We find Petitioner's argument to be without merit. First, it has been held that the regulatory activities of a government agency do not give rise to a duty to discover and report possible fraud or wrongdoing. See, e.g., North Dakota v. Merchants Nat'l Bank & Trust Co., 634 F.2d 368, 379 n. 20 (8th Cir.1980) (en banc) (in regulating banks pursuant to the National Bank Act, the Comptroller of the Currency has no duty to a bank or its shareholders). The NCUA was under no duty to discover or warn Franklin shareholders of fraudulent activities, and the Petitioner has no equitable claim based on regulatory negligence.
Second, the Petitioner fails to establish that it was the only accountholder of the credit union that was fraudulently induced to purchase share certificates in excess of applicable insurance coverage. Nor did Petitioner suffer a fraud unique from other accountholders by Franklin's assurances that its certificates would be collateralized by government securities.

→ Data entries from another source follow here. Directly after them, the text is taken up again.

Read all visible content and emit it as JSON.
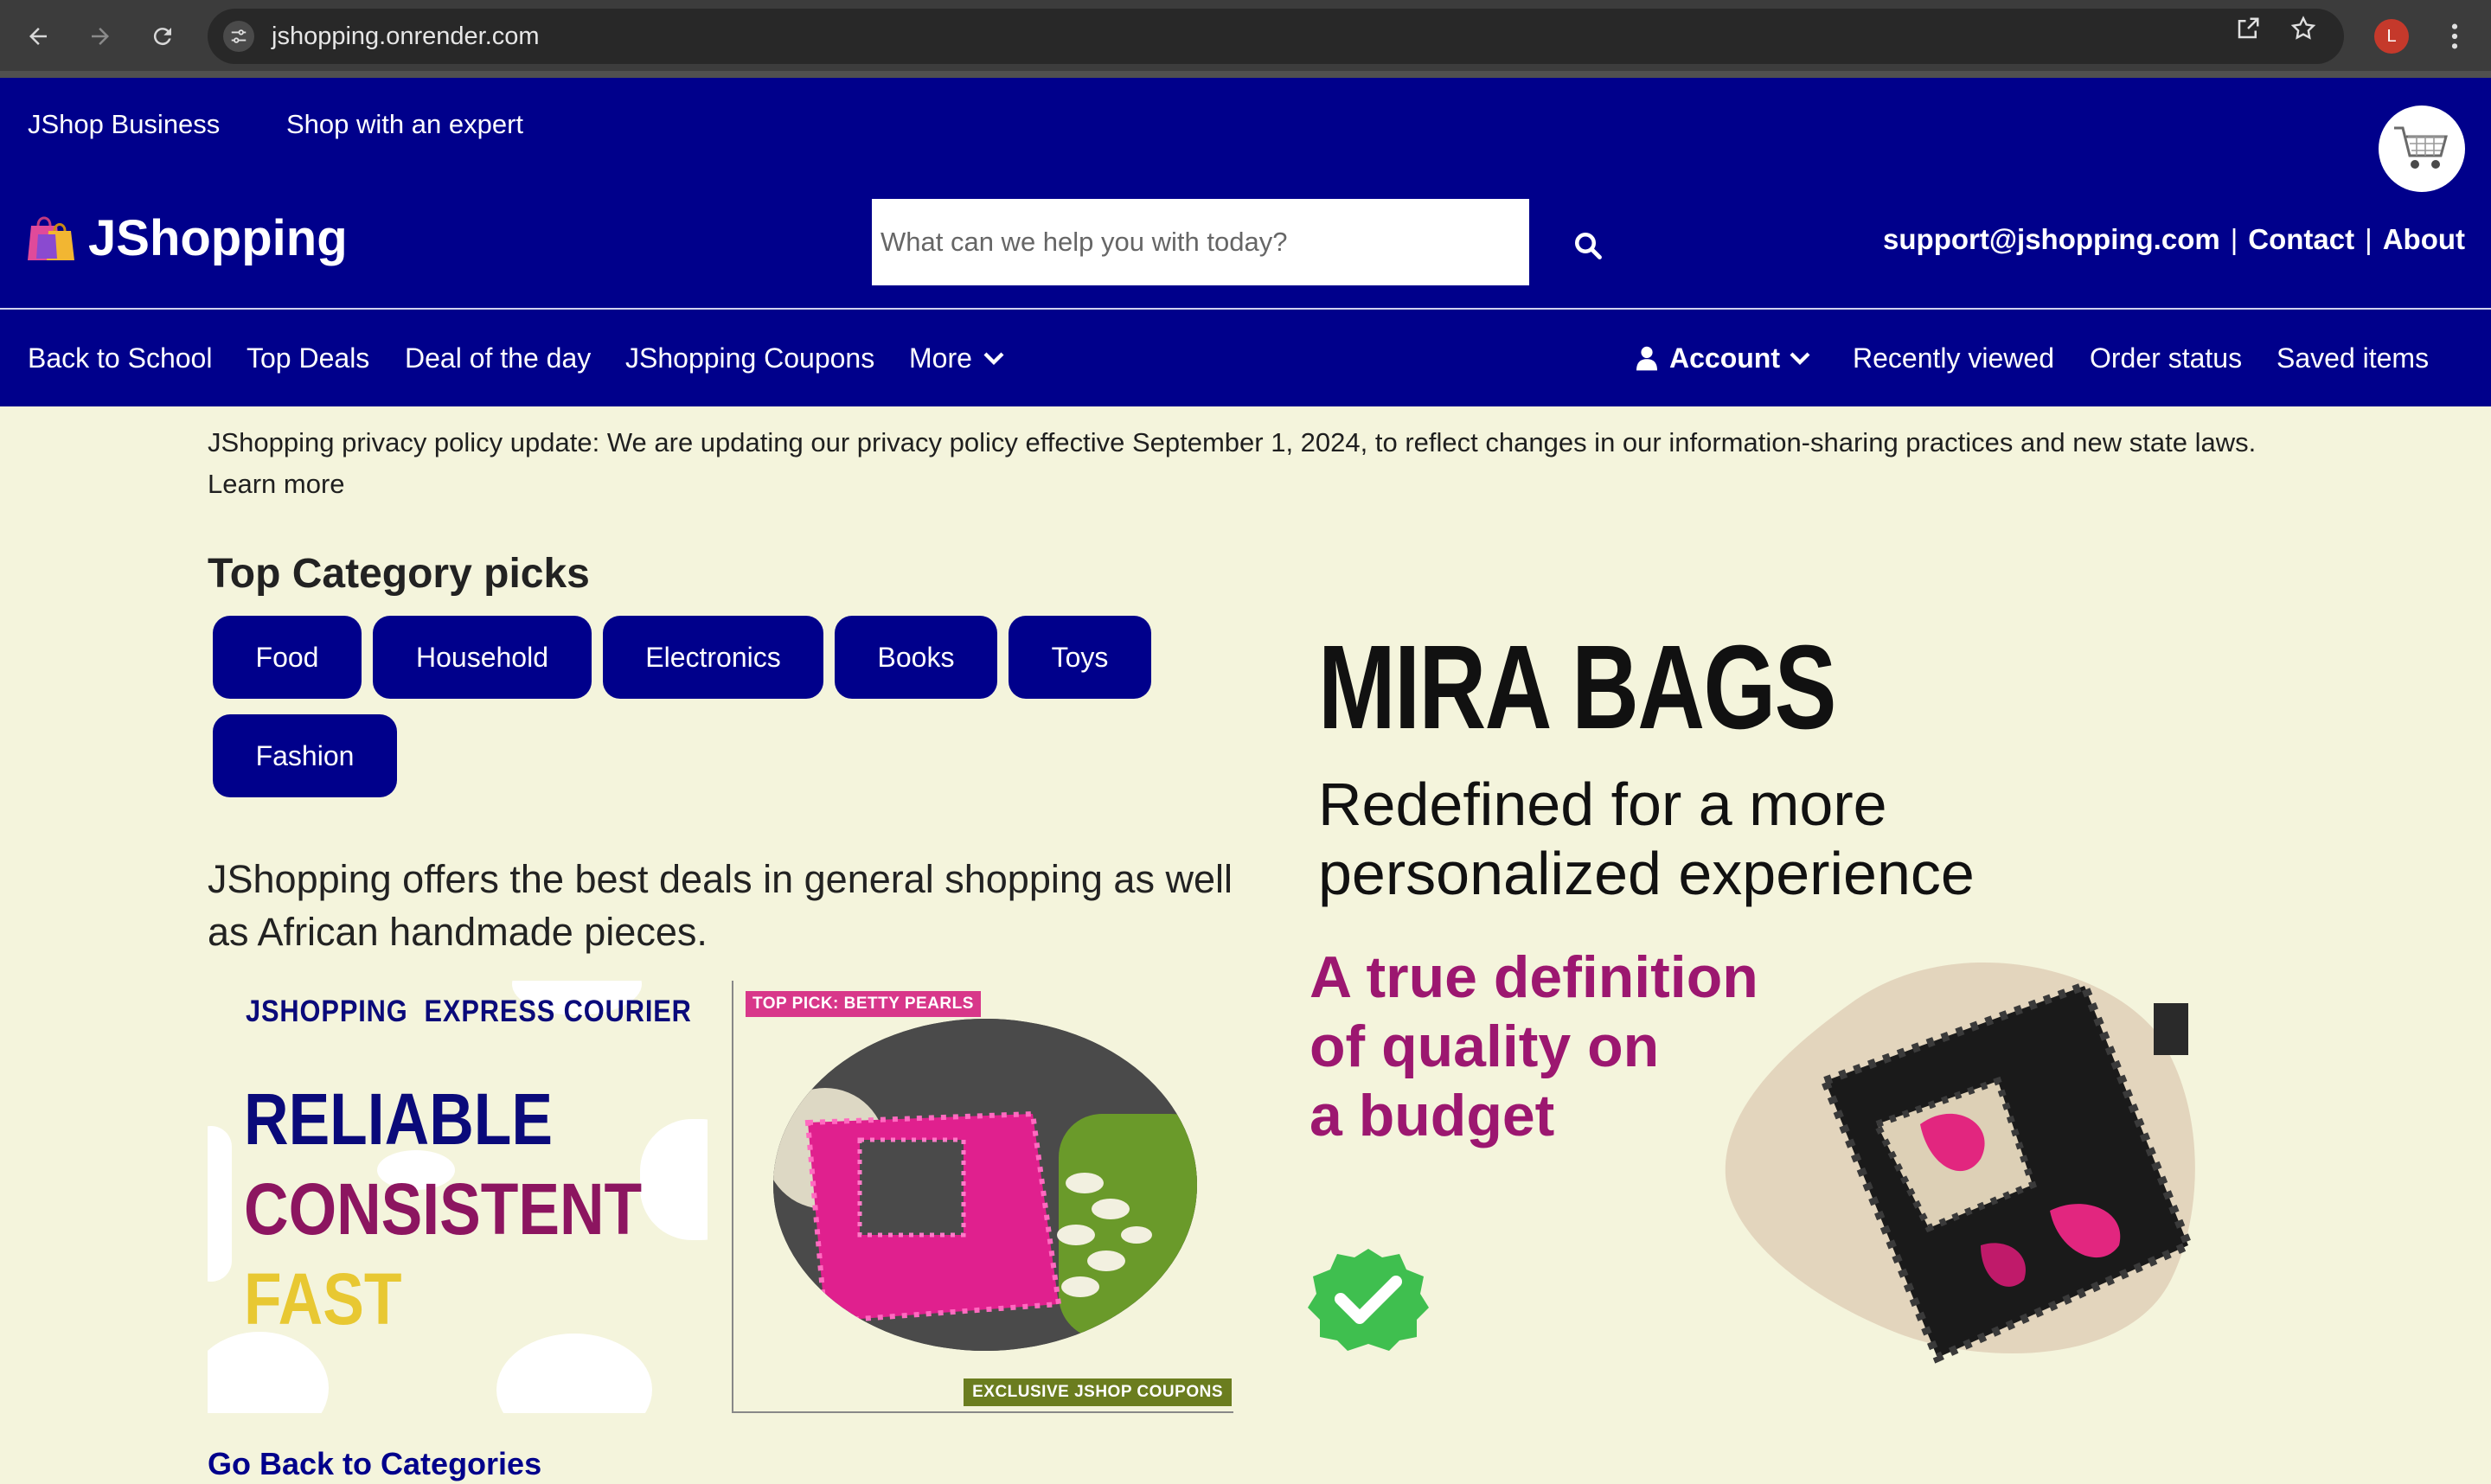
{
  "browser": {
    "url": "jshopping.onrender.com",
    "profile_initial": "L",
    "icons": [
      "back-arrow-icon",
      "forward-arrow-icon",
      "reload-icon",
      "site-settings-icon",
      "open-external-icon",
      "bookmark-star-icon",
      "more-vert-icon"
    ]
  },
  "header": {
    "top_links": [
      "JShop Business",
      "Shop with an expert"
    ],
    "brand": "JShopping",
    "search": {
      "placeholder": "What can we help you with today?"
    },
    "contact": {
      "email": "support@jshopping.com",
      "contact": "Contact",
      "about": "About",
      "separator": "|"
    },
    "nav_left": [
      "Back to School",
      "Top Deals",
      "Deal of the day",
      "JShopping Coupons",
      "More"
    ],
    "nav_right": {
      "account": "Account",
      "recent": "Recently viewed",
      "orders": "Order status",
      "saved": "Saved items"
    },
    "colors": {
      "brand": "#00008b"
    }
  },
  "notice": "JShopping privacy policy update: We are updating our privacy policy effective September 1, 2024, to reflect changes in our information-sharing practices and new state laws. Learn more",
  "categories": {
    "title": "Top Category picks",
    "items": [
      "Food",
      "Household",
      "Electronics",
      "Books",
      "Toys",
      "Fashion"
    ]
  },
  "tagline": "JShopping offers the best deals in general shopping as well as African handmade pieces.",
  "courier_banner": {
    "heading": "JSHOPPING  EXPRESS COURIER",
    "words": [
      "RELIABLE",
      "CONSISTENT",
      "FAST"
    ],
    "colors": {
      "navy": "#0a0a7a",
      "magenta": "#8c1560",
      "yellow": "#e8c832"
    }
  },
  "pearls_banner": {
    "top_tag": "TOP PICK: BETTY PEARLS",
    "bottom_tag": "EXCLUSIVE JSHOP COUPONS"
  },
  "promo": {
    "title": "MIRA BAGS",
    "subtitle": [
      "Redefined for a more",
      "personalized experience"
    ],
    "quality": [
      "A true definition",
      "of quality on",
      "a budget"
    ],
    "colors": {
      "quality": "#9c1770",
      "verified": "#3fbf4f"
    }
  },
  "footer_link": "Go Back to Categories"
}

The record establishes that at least one other accountholder, the Benedictine Sisters of the Annunciation, received similar assurances.
Finally, there is no equitable basis for the Petitioner's argument that it deserves priority over other accountholders because it stands to suffer the most substantial loss. We simply can find no basis in equity for giving the Petitioner a disproportionate advantage over other Franklin shareholders who also suffered losses.
Based on the foregoing, we conclude that the Petitioner was properly classified as a member to the extent of its uninsured shares and that it is not entitled to the imposition of a constructive trust in its favor. Accordingly, the judgment of the National Credit Union Board is affirmed.
We note that subsequent to the events occurring herein, the National Credit Union Administration promulgated new regulations governing the involuntary liquidation of federal credit unions. Effective November 7, 1991, the regulatory provision entitled "Payout priorities in involuntary liquidation," deletes the former reference to "members," and instead provides that for purposes of payout priorities upon involuntary liquidation, "[s]hareholders to the extent of their respective uninsured shares and the National Credit Union Share Insurance Fund to the extent of its payment of share insurance" have equal priority with respect to each other, and have lower priority than either secured or general creditors. 56 Fed.Reg. 56,926 (1991) (to be codified at 12 C.F.R. § 709.5(b)(6)) (emphasis added). We do not rely to any extent upon this change in the regulations for the basis of our decision herein
At no time did the Petitioner receive copies of the government securities allegedly collateralizing the certificates or any other document identifying these securities or confirming their existence, other than the letters from Franklin